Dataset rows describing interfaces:

● ● ● ●

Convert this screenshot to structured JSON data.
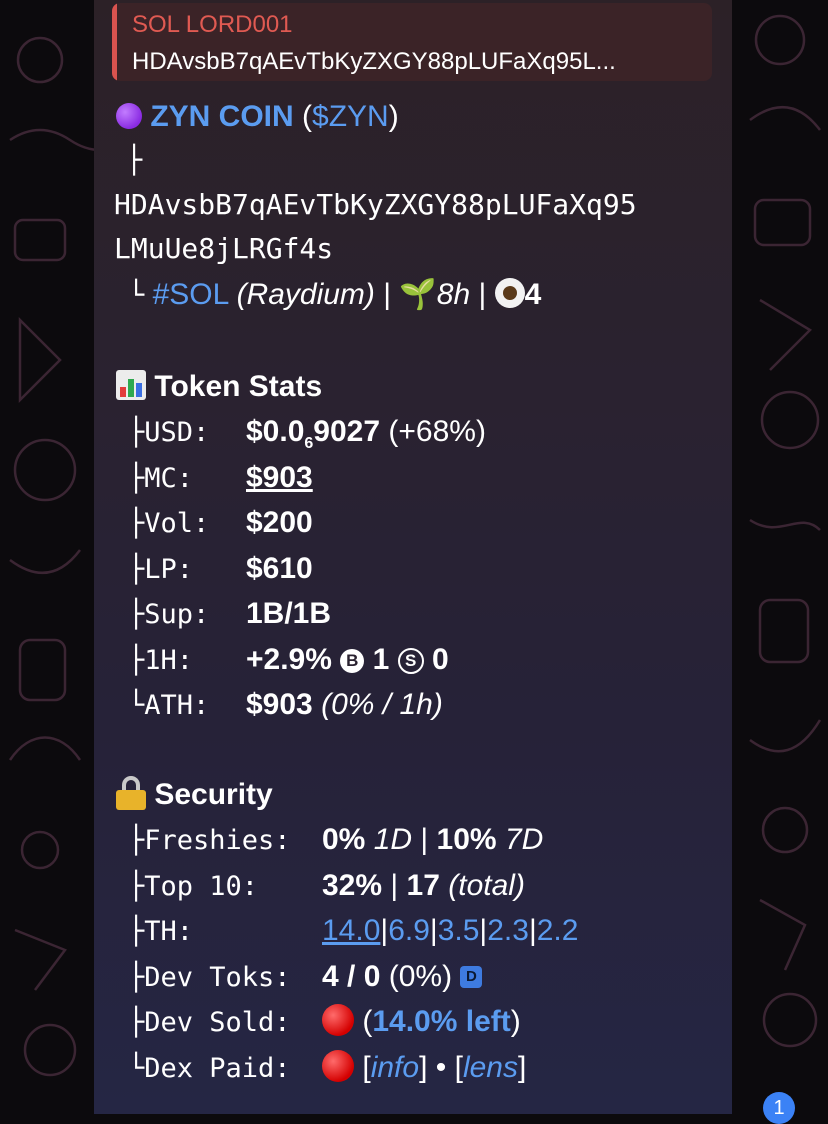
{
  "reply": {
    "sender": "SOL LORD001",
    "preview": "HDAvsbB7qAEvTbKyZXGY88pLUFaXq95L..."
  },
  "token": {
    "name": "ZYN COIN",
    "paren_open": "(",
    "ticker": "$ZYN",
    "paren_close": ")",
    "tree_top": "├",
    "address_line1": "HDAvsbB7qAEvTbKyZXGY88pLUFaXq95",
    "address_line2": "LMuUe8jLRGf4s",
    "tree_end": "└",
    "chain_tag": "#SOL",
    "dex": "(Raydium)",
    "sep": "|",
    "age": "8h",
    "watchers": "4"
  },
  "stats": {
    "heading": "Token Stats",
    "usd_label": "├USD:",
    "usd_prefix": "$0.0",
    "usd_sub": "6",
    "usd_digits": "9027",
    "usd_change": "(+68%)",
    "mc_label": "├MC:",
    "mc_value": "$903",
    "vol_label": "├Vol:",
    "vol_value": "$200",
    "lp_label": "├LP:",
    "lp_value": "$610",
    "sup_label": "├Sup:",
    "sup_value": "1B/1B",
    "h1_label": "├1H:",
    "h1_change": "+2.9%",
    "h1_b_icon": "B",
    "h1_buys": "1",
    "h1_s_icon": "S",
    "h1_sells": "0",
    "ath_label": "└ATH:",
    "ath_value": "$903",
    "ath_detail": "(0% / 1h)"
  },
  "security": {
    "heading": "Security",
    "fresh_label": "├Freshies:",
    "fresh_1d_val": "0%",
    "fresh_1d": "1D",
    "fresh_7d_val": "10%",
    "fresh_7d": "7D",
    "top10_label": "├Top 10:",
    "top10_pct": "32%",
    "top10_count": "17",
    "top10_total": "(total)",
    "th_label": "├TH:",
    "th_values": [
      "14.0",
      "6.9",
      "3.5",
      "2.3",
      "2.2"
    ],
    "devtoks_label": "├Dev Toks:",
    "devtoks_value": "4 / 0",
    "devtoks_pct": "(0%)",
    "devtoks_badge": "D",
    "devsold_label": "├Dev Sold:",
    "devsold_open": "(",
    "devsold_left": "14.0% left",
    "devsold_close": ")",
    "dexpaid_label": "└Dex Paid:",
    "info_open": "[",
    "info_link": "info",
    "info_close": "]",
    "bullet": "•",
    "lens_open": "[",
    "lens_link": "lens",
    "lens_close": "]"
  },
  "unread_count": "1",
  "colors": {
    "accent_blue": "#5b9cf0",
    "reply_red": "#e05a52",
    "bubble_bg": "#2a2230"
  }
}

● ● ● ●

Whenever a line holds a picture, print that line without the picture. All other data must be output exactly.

= Reply =
Convert this screenshot to structured JSON data.
{
  "reply": {
    "sender": "SOL LORD001",
    "preview": "HDAvsbB7qAEvTbKyZXGY88pLUFaXq95L..."
  },
  "token": {
    "name": "ZYN COIN",
    "paren_open": "(",
    "ticker": "$ZYN",
    "paren_close": ")",
    "tree_top": "├",
    "address_line1": "HDAvsbB7qAEvTbKyZXGY88pLUFaXq95",
    "address_line2": "LMuUe8jLRGf4s",
    "tree_end": "└",
    "chain_tag": "#SOL",
    "dex": "(Raydium)",
    "sep": "|",
    "age": "8h",
    "watchers": "4"
  },
  "stats": {
    "heading": "Token Stats",
    "usd_label": "├USD:",
    "usd_prefix": "$0.0",
    "usd_sub": "6",
    "usd_digits": "9027",
    "usd_change": "(+68%)",
    "mc_label": "├MC:",
    "mc_value": "$903",
    "vol_label": "├Vol:",
    "vol_value": "$200",
    "lp_label": "├LP:",
    "lp_value": "$610",
    "sup_label": "├Sup:",
    "sup_value": "1B/1B",
    "h1_label": "├1H:",
    "h1_change": "+2.9%",
    "h1_b_icon": "B",
    "h1_buys": "1",
    "h1_s_icon": "S",
    "h1_sells": "0",
    "ath_label": "└ATH:",
    "ath_value": "$903",
    "ath_detail": "(0% / 1h)"
  },
  "security": {
    "heading": "Security",
    "fresh_label": "├Freshies:",
    "fresh_1d_val": "0%",
    "fresh_1d": "1D",
    "fresh_7d_val": "10%",
    "fresh_7d": "7D",
    "top10_label": "├Top 10:",
    "top10_pct": "32%",
    "top10_count": "17",
    "top10_total": "(total)",
    "th_label": "├TH:",
    "th_values": [
      "14.0",
      "6.9",
      "3.5",
      "2.3",
      "2.2"
    ],
    "devtoks_label": "├Dev Toks:",
    "devtoks_value": "4 / 0",
    "devtoks_pct": "(0%)",
    "devtoks_badge": "D",
    "devsold_label": "├Dev Sold:",
    "devsold_open": "(",
    "devsold_left": "14.0% left",
    "devsold_close": ")",
    "dexpaid_label": "└Dex Paid:",
    "info_open": "[",
    "info_link": "info",
    "info_close": "]",
    "bullet": "•",
    "lens_open": "[",
    "lens_link": "lens",
    "lens_close": "]"
  },
  "unread_count": "1",
  "colors": {
    "accent_blue": "#5b9cf0",
    "reply_red": "#e05a52",
    "bubble_bg": "#2a2230"
  }
}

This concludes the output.